According to the Mechanism banks divide clients generally into two types: trusted clients (可信客户) and clients with a higher risk (关注客户). For each type of clients, specific documents and requirements for forex payment have been set out by the Forex Buisness Operational Principles.
For example, with regard to the repatriation of dividends, the following documents shall be submitted by “trusted clients”:
√ Dividends distribution resolution made by the board of directors;
√ The relevant financial information (including the audited financial report, the latest capital verification report); and
√ The tax filing documents, in case the payment exceeds USD 50,000 or its equivalent.
However, if the client is a client with a higher risk, more documents shall be submitted, and more examinations shall be conducted. For example
√ The applicant shall submit (i) an Equity Information Statement (which can be printed out from the SAFE’s online system) and (ii) the business license of the shareholder receiving the dividends;
√ The bank shall check (i) if the paid in capital ratio is consistent with the distribution ratio, (ii) if the actual recipient of dividends is consistent with the shareholder in terms of name and address and (iii) if the distributed dividends comply with the existing equity as registered in the SAFE’s online system; etc.
According to our latest discussions with foreign invested enterprises, they could successfully pay dividends outside of China if all documents can be prepared in accordance with the Operational Principles. Yet, in practice, it may still take weeks or even months to collect all the requested documents, and to queue up for the forex remittance quotas being available at the respective bank.
According to a SAFE newsletter issued on 7 March 2017, the forex reserve of China in February 2017 has returned back to USD 3 trillion, and “the pressure generated from capital outflow has been relieved to some extent”. This provides room for the hope that some restrictions on the outflow of forex will be relaxed again. For example, it seems that the above described threshold on outbound payments of USD 50 million will be raised to USD 100 million.

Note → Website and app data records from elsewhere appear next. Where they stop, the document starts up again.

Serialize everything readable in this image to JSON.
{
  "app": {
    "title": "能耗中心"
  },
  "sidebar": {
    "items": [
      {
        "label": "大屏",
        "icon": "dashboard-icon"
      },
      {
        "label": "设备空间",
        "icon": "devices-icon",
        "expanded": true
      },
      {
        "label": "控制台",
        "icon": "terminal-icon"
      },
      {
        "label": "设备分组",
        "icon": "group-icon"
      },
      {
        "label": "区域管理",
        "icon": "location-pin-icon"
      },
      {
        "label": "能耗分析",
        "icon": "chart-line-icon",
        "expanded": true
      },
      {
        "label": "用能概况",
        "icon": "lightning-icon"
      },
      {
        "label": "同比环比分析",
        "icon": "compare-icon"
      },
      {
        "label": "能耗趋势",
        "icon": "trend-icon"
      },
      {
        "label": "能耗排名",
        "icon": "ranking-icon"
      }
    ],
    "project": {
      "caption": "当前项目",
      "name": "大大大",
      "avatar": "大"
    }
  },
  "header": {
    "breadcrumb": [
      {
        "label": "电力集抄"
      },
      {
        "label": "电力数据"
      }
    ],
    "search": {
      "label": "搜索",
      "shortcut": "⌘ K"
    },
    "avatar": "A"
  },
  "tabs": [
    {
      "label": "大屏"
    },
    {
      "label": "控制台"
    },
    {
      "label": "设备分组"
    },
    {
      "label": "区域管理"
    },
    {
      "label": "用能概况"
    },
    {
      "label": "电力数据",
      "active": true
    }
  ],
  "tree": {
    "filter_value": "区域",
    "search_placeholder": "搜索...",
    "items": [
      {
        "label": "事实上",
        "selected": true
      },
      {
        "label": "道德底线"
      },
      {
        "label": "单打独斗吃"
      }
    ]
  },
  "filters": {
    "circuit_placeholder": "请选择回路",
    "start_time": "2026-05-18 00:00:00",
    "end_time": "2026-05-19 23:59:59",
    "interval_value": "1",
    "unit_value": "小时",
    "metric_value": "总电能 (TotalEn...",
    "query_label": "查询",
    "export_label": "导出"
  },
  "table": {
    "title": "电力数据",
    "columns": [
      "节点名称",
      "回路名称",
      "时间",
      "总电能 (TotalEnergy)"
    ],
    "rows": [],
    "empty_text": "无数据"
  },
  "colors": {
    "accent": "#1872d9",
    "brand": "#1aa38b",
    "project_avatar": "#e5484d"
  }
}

It is however not clear yet whether and when the requirement to file forex payments above USD 5 million with AFE will be lifted.
Against the above, FIEs should take the following actions:
- To continuously monitor and check the document requirements set out the banks and the estimated timeline for making outbound payments;
- To make sure that supporting documents in relation to the outbound payments are authentic, compliant and consistent with the outbound payment application;
- To review or revise transaction documents where necessary, e.g. by adjusting payment terms to avoid liabilities due to late payment.